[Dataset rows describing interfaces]
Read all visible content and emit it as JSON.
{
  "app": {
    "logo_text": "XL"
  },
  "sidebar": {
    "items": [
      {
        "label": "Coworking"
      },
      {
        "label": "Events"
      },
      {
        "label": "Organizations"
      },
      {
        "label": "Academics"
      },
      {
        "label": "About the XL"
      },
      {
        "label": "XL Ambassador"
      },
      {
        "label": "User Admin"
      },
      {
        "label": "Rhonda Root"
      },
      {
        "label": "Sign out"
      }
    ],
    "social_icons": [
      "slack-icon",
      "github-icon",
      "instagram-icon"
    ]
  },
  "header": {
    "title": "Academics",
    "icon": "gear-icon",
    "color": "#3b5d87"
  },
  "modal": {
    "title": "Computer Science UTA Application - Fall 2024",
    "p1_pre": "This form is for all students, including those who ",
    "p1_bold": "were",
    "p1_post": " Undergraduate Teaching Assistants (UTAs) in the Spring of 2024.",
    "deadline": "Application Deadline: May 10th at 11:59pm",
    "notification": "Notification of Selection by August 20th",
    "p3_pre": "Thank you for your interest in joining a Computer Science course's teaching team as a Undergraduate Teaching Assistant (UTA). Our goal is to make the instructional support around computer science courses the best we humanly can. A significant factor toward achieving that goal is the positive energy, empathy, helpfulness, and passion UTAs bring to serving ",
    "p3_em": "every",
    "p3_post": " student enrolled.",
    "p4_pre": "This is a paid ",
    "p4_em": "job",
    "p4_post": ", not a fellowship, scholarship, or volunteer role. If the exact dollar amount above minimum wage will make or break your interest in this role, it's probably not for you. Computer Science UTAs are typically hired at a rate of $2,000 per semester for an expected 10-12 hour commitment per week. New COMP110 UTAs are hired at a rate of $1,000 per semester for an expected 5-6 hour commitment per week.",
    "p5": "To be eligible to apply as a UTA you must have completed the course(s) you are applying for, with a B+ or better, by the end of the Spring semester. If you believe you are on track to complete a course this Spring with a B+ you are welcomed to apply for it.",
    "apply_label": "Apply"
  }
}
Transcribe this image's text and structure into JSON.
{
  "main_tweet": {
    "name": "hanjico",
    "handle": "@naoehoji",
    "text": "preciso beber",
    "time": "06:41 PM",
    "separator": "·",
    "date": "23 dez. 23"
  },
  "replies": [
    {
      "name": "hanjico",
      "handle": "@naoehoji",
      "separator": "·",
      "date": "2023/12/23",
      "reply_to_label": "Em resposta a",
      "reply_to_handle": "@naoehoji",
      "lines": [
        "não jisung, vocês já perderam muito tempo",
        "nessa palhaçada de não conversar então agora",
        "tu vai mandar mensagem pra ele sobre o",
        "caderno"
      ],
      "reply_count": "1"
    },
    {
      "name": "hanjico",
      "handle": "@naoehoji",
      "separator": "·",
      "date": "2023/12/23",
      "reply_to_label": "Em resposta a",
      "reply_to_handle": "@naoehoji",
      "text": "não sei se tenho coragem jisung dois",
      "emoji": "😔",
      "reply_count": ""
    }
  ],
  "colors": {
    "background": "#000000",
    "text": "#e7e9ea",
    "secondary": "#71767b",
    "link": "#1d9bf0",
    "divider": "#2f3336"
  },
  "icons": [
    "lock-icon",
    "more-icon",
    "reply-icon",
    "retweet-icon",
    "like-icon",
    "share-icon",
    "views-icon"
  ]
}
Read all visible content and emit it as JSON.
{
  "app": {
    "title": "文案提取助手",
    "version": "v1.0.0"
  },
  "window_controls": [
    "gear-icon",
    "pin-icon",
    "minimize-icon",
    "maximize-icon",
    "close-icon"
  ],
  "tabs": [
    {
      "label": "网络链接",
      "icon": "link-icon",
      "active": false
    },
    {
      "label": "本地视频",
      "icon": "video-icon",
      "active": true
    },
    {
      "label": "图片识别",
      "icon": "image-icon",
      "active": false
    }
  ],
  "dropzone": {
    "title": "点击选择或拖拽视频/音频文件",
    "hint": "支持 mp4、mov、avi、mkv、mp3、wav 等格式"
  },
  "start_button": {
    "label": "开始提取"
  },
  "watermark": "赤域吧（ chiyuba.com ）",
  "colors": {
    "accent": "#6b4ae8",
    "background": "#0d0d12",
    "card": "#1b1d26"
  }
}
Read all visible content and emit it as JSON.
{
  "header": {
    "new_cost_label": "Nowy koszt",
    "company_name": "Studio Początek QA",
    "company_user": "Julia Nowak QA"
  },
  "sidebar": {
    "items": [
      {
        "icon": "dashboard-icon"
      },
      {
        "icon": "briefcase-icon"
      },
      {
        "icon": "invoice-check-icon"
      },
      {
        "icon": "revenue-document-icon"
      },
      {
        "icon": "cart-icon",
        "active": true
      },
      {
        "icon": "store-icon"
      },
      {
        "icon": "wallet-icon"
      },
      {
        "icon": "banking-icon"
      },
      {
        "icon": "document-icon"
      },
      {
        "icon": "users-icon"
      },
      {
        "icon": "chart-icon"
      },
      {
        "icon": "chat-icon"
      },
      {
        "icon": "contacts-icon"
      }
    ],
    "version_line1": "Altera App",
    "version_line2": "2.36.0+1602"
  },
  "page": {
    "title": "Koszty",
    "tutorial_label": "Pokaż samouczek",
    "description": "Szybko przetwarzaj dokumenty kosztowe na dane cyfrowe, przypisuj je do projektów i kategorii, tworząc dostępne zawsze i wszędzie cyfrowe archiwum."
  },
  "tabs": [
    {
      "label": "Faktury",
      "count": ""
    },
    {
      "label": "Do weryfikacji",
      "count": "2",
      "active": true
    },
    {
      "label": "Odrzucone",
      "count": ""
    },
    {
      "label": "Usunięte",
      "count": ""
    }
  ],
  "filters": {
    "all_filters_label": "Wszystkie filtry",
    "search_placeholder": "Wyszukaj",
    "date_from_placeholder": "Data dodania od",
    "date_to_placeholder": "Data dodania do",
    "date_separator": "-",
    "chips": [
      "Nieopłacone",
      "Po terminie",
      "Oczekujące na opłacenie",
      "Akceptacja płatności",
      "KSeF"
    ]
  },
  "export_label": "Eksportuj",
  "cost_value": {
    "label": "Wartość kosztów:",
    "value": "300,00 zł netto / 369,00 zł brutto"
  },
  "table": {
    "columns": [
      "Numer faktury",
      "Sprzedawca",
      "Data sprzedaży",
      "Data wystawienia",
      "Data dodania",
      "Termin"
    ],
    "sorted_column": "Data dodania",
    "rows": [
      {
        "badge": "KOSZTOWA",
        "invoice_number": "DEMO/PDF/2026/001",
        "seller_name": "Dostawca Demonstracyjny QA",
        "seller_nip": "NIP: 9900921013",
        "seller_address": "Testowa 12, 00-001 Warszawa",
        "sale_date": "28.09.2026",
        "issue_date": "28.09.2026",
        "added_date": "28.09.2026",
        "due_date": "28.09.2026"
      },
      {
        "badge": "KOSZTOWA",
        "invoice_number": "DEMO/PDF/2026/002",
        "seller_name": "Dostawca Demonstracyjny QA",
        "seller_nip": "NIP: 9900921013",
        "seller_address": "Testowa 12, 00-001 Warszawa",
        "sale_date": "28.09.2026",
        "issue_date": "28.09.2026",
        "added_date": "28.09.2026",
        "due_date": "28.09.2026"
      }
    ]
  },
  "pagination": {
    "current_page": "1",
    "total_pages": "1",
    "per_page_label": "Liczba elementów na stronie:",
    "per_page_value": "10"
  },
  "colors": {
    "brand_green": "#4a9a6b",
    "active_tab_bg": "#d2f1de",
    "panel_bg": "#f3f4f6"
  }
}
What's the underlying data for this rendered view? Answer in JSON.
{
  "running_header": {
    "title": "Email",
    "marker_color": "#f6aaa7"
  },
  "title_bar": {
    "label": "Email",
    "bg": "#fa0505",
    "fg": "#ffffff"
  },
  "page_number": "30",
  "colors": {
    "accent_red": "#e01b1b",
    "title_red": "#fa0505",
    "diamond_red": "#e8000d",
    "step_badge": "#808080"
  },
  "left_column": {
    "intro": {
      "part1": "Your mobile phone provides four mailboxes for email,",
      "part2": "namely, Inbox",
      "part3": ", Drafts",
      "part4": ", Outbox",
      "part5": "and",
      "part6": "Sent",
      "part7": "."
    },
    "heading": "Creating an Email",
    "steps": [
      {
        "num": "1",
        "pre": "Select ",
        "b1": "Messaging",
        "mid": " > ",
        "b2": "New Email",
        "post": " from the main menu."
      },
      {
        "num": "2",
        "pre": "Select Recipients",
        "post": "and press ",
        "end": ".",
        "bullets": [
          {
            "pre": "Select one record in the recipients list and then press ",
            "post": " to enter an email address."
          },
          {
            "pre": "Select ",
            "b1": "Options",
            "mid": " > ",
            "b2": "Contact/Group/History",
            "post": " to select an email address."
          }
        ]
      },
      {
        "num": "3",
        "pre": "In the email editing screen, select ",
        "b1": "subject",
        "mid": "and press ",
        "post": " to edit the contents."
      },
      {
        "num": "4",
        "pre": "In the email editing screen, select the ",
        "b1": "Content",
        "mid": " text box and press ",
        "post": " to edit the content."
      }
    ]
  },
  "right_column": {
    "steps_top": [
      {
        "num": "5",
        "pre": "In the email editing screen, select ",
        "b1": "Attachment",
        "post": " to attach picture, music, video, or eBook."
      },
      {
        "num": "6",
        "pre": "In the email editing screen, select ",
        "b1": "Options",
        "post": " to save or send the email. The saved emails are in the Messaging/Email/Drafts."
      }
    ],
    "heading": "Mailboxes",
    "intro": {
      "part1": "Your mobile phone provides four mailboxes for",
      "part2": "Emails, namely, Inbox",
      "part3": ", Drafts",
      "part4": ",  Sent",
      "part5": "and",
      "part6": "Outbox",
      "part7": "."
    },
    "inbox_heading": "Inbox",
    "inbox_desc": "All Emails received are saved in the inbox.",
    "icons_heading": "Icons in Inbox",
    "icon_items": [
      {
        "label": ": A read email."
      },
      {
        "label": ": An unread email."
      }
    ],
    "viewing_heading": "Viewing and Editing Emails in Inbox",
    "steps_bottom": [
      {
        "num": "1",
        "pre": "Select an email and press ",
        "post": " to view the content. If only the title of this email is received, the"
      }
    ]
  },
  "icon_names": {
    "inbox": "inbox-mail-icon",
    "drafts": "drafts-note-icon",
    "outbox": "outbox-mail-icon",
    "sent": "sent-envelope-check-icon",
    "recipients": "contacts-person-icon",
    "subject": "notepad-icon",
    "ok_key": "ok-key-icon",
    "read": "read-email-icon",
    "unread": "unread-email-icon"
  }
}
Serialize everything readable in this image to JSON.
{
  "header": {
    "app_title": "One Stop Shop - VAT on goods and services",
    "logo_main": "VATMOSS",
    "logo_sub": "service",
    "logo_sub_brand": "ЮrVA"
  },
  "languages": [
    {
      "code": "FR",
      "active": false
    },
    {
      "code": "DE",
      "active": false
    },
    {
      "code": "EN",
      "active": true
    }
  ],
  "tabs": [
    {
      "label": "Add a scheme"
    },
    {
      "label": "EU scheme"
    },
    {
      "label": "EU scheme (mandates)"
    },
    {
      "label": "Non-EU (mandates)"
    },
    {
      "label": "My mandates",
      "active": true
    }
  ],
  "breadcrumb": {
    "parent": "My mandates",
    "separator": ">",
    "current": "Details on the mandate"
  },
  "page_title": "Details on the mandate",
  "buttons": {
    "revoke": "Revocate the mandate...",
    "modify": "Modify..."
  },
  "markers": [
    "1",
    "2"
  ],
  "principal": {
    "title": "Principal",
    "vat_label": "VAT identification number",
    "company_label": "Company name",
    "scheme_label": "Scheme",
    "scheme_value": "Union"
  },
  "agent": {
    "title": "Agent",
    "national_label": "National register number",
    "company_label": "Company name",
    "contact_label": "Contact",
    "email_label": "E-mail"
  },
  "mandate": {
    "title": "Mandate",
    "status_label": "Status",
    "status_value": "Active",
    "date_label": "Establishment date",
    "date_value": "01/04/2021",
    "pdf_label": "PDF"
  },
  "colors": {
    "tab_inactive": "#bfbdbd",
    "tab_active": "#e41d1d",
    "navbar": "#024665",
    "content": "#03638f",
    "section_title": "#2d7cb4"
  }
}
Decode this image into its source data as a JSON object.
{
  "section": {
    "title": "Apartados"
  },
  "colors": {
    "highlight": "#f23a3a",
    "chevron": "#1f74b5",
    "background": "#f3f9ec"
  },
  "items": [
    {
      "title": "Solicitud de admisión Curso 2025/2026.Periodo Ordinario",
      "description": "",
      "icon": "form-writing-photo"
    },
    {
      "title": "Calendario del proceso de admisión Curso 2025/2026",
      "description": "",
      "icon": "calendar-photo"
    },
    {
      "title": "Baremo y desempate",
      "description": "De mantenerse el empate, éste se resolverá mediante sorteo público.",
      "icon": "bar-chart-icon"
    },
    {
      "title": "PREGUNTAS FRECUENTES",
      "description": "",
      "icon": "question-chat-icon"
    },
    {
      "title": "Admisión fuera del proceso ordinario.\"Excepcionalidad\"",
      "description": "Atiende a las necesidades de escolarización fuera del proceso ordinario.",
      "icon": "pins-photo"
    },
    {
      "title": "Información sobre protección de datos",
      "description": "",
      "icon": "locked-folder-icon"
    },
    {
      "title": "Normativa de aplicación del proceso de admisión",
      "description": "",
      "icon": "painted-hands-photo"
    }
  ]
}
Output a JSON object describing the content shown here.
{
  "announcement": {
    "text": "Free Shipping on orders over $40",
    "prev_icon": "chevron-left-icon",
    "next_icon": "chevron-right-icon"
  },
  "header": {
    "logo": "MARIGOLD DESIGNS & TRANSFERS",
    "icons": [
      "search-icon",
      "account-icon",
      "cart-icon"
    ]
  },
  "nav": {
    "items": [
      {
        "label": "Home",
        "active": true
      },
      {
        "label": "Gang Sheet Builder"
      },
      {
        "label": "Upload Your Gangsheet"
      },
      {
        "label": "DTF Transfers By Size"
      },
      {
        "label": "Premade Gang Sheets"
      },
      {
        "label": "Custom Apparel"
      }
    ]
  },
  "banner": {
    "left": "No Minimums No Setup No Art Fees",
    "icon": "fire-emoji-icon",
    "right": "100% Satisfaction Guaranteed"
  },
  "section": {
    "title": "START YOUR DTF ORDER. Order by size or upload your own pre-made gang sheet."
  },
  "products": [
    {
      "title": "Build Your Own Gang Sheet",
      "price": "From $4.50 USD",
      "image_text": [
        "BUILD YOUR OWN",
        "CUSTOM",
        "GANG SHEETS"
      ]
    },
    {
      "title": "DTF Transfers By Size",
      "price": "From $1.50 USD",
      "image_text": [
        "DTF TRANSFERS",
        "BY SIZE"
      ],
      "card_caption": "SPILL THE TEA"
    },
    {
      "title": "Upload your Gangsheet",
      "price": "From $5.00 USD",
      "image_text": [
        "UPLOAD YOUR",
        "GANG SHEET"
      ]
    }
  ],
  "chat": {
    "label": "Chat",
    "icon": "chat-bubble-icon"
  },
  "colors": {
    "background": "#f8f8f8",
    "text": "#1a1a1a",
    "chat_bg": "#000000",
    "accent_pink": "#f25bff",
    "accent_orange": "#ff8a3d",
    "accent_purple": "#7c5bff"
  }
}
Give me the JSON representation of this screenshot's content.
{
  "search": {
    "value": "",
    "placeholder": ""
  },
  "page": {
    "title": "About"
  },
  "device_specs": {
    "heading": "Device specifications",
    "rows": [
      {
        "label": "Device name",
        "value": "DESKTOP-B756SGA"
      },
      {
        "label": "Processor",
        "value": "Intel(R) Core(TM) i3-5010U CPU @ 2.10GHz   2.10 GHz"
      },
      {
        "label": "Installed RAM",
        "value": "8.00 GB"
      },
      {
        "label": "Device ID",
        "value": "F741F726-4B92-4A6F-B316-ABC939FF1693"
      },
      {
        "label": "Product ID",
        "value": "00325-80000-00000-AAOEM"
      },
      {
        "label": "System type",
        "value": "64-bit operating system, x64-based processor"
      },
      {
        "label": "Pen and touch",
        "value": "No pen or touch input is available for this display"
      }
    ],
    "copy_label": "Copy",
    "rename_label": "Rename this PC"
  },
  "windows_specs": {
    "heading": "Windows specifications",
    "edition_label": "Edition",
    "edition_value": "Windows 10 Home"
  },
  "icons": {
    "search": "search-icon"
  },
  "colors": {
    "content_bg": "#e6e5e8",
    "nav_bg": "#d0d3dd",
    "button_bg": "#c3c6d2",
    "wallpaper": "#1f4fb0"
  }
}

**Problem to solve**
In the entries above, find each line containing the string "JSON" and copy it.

**Response to the exercise**
Read all visible content and emit it as JSON.
Transcribe this image's text and structure into JSON.
Read all visible content and emit it as JSON.
Read all visible content and emit it as JSON.
What's the underlying data for this rendered view? Answer in JSON.
Serialize everything readable in this image to JSON.
Decode this image into its source data as a JSON object.
Output a JSON object describing the content shown here.
Give me the JSON representation of this screenshot's content.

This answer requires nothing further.